----- AVAILABLE DATA

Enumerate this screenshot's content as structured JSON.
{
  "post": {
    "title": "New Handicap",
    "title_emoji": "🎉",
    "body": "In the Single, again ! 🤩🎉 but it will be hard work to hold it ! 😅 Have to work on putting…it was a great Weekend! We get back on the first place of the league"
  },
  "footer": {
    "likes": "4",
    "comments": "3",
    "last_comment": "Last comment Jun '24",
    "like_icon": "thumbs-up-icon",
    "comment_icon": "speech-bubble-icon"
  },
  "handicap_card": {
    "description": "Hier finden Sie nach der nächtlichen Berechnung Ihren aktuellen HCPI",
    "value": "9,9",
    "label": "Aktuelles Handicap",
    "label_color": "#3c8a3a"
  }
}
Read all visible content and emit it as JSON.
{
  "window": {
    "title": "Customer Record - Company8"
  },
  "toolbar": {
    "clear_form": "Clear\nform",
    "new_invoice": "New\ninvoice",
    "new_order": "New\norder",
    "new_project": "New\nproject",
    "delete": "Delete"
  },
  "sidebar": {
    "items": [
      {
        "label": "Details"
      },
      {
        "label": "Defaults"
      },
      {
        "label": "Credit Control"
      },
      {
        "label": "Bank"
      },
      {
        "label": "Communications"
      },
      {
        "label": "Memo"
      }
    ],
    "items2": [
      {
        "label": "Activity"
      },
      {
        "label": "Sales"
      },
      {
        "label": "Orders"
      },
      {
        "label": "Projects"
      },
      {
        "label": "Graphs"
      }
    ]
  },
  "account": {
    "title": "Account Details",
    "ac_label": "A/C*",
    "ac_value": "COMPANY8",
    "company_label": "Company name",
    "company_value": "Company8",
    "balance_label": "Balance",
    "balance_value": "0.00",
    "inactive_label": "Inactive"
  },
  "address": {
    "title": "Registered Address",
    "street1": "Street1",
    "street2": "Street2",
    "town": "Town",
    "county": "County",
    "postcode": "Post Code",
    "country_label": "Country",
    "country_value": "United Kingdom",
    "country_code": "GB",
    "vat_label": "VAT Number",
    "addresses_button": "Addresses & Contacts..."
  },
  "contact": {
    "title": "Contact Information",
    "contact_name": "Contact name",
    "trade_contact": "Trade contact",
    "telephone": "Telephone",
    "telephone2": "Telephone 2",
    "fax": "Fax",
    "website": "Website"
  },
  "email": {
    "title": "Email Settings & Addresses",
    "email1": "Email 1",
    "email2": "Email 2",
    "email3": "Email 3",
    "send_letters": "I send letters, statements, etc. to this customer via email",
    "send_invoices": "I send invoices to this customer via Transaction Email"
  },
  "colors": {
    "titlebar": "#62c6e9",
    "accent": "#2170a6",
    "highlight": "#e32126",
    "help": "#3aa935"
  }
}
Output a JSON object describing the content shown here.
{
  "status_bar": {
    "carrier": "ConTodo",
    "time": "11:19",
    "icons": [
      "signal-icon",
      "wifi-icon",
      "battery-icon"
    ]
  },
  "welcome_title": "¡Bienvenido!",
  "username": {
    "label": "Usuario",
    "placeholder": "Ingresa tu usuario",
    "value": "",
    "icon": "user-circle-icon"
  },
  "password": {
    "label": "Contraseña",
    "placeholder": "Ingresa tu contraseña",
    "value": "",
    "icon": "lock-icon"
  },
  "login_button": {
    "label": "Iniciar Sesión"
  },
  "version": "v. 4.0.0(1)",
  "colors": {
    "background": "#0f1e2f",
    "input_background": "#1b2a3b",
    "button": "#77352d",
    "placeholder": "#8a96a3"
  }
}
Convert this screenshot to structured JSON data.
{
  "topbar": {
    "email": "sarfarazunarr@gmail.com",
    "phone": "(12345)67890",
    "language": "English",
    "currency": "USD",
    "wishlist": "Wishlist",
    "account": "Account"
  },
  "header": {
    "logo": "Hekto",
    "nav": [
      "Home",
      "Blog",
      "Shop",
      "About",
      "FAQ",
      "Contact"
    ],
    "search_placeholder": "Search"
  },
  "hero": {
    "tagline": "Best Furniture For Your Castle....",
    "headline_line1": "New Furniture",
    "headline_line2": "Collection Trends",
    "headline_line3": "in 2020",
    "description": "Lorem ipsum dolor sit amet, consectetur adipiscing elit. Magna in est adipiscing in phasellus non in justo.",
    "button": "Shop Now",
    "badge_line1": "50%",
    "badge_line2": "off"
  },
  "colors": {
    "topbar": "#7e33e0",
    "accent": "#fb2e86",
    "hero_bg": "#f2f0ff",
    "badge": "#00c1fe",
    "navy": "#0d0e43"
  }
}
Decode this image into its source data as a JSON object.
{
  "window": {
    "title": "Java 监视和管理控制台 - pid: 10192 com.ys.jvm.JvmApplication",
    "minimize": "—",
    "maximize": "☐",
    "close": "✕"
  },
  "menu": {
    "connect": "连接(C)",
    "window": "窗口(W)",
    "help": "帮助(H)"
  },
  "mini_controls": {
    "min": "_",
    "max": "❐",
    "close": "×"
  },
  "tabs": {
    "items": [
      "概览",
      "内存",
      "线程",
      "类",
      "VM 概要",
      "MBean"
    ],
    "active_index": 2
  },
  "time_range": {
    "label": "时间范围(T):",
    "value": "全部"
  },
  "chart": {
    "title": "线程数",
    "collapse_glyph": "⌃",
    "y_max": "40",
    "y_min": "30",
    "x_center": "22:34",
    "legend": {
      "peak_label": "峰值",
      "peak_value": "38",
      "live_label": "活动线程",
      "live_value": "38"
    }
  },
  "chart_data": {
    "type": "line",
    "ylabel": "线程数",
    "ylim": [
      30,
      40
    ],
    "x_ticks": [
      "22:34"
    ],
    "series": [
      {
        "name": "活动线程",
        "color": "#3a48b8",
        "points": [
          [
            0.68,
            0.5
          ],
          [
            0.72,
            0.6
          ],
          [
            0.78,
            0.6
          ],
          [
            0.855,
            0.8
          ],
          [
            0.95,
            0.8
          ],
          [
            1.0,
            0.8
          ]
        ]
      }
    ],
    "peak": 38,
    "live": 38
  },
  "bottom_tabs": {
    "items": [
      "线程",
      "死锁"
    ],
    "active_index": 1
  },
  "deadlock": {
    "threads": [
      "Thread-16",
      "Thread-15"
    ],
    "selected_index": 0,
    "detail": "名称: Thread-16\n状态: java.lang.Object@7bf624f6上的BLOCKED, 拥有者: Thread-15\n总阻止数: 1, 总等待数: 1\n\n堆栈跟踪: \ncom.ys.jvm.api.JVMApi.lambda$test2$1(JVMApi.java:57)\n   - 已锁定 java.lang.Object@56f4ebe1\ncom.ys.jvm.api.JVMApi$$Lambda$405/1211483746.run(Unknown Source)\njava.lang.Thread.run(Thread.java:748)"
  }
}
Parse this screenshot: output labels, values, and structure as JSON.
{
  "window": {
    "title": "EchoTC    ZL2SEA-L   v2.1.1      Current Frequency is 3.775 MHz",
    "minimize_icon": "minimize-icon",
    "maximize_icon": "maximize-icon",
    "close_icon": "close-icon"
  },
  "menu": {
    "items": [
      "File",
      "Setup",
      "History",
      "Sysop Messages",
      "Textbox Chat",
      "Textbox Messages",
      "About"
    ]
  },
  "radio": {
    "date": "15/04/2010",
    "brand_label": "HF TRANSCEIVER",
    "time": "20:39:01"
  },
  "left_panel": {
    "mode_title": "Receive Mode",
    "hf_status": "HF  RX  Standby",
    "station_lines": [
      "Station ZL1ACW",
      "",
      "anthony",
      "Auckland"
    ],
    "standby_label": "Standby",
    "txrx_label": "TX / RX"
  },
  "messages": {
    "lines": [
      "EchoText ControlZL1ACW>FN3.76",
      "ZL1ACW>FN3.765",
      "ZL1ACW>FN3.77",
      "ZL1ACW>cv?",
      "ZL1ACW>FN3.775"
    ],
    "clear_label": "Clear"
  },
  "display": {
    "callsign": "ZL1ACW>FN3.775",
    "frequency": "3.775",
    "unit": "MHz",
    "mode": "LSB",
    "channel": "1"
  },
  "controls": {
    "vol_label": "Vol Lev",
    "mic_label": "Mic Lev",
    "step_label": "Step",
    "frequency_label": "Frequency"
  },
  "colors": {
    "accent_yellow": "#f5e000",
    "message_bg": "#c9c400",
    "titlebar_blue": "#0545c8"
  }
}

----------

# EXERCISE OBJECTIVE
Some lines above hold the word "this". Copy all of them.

# RESULT OF THE TASK
Enumerate this screenshot's content as structured JSON.
    "send_letters": "I send letters, statements, etc. to this customer via email",
    "send_invoices": "I send invoices to this customer via Transaction Email"
Convert this screenshot to structured JSON data.
Decode this image into its source data as a JSON object.
Parse this screenshot: output labels, values, and structure as JSON.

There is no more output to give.